Sorbus americana


Used for the same purposes as Mountain Ash (S. aucuparia) and is included in the 1916 US Dispensatory.
Bark is astringent, tonic and antiseptic. It contains Prussic acid (hydrocyanic acid).
The fruit yields malic acid. It was used for fevers, sometimes substituting for quinine in cases of intermittent fever (malaria).
Native Americans used a tea from the ripe berries for scurvy, intestinal worms. A tea from the inner bark was used for colds, debility, boils, diarrhea, tonsillitis and as a blood purifier.
It was called Wetchus-Y-uska-wa by the Cree; thin shreds were scraped from the young branches and used for pleurisy and inflammatory diseases.
Sometimes substituted for wild cherry bark (Prunus serotina) as the action is similar. Berries were used as an anti-scorbutic (scurvy).
The Penobscot used the tree as an emetic.
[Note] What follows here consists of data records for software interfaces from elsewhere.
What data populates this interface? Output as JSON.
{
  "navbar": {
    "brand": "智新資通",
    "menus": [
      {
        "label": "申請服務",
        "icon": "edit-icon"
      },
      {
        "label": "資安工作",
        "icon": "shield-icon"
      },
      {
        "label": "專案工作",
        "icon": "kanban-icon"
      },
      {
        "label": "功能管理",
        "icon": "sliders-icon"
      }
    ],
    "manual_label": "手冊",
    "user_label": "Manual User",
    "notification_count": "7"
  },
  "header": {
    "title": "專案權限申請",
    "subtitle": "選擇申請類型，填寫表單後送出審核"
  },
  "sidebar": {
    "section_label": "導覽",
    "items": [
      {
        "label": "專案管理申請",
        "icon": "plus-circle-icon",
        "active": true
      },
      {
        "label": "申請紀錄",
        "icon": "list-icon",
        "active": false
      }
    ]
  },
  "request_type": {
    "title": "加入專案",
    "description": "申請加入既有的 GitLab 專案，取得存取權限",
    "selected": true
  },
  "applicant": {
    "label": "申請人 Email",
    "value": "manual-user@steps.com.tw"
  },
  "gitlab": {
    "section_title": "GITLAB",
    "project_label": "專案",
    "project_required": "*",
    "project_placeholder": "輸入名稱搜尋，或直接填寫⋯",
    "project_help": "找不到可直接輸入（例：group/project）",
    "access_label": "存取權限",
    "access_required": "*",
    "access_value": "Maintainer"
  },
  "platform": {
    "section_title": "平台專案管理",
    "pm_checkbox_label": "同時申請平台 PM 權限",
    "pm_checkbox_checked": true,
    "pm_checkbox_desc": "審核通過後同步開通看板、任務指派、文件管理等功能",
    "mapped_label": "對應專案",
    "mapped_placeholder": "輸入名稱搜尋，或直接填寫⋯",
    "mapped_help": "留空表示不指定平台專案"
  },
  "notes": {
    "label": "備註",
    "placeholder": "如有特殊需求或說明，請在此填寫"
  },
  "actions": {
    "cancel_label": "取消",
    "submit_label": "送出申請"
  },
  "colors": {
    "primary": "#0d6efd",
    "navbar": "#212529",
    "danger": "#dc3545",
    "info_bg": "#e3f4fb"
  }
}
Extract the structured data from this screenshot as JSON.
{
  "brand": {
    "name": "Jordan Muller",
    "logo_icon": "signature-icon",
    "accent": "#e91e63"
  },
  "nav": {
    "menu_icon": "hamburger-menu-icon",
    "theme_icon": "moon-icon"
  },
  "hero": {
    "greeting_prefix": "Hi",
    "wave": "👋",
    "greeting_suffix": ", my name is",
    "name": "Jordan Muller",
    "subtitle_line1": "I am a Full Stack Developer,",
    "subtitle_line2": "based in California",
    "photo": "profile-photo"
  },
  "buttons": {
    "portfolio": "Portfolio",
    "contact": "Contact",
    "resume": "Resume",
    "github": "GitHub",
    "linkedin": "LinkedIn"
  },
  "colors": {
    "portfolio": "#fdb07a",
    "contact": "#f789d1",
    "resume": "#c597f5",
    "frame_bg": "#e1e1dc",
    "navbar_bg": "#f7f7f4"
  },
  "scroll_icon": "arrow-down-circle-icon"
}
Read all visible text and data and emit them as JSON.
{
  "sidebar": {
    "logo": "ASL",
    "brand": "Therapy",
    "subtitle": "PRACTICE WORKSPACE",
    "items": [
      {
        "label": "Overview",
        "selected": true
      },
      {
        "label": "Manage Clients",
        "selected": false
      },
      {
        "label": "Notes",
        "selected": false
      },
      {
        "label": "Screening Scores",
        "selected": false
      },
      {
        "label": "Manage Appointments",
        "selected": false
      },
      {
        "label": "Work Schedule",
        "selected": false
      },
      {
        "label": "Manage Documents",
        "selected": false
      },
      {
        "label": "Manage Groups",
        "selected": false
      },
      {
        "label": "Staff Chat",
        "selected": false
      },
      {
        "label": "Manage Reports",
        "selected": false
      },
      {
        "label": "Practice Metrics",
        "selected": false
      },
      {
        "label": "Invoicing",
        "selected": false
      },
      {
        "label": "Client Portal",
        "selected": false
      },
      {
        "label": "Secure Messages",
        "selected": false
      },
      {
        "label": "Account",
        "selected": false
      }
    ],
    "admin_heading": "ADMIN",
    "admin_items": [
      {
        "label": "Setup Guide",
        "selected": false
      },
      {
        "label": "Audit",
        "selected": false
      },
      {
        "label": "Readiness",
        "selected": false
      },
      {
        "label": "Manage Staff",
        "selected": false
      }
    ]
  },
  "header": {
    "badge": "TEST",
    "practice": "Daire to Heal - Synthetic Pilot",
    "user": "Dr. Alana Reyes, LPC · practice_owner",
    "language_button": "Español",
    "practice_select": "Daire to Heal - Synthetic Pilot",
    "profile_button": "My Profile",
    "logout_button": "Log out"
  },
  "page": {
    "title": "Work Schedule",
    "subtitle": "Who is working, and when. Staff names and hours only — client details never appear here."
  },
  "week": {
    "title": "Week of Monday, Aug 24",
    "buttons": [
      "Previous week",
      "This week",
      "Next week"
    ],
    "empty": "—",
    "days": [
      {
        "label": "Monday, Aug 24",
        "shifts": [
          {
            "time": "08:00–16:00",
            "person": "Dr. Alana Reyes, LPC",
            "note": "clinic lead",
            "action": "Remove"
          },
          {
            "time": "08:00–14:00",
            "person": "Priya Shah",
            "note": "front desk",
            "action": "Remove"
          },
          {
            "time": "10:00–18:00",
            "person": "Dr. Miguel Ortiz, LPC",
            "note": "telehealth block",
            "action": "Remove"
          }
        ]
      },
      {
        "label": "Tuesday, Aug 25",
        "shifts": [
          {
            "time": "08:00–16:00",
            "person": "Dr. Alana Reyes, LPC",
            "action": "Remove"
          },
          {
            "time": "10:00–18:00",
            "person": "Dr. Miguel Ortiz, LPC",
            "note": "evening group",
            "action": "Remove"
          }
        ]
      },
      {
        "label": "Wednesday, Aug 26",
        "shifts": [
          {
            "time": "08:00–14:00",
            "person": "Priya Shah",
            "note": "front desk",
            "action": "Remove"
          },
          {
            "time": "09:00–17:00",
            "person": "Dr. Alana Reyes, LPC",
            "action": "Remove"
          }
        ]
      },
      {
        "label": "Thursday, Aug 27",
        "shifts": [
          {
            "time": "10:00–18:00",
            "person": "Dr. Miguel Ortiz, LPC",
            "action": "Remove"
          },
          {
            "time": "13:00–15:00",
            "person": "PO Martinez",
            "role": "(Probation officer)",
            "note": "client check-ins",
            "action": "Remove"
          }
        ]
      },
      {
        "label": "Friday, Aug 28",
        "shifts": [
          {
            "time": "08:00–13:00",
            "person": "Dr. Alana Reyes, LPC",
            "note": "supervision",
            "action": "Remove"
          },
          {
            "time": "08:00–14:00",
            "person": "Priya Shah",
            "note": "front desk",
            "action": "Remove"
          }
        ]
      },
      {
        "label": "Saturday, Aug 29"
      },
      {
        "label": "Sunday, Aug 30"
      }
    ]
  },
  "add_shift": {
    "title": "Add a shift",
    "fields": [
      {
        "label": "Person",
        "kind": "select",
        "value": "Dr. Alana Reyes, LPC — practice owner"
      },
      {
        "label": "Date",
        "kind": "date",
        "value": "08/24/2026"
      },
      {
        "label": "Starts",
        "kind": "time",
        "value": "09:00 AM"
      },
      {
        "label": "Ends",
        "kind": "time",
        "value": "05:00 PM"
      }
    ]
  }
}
They also boiled the bark in decoction and drank the liquid to stimulate appetite and to purify the blood. They also used an infusion of the bark as a diuretic and an infusion of the root for colic.
Potawatomi used an infusion of the leaves for colds; the leaves were steeped in hot water and given to a patient to cause vomiting which would thus expel any extra mucous. It was used for pneumonia, diphtheria and croup.
The Tete de Boule made an infusion of the inner bark and buds for general feebleness and depression. The fibers were also boiled to make a plaster which was put on kidneys of women in childbirth.

The wood was used by the Ojibwa for canoe ribs, snowshoe frames and lacrosse racquets.
Bears are fond of the berries.
It was also used to make a strong cider.
Bark is said to smell and taste like cherry bark.

©2000 by Ernestina Parziale, CH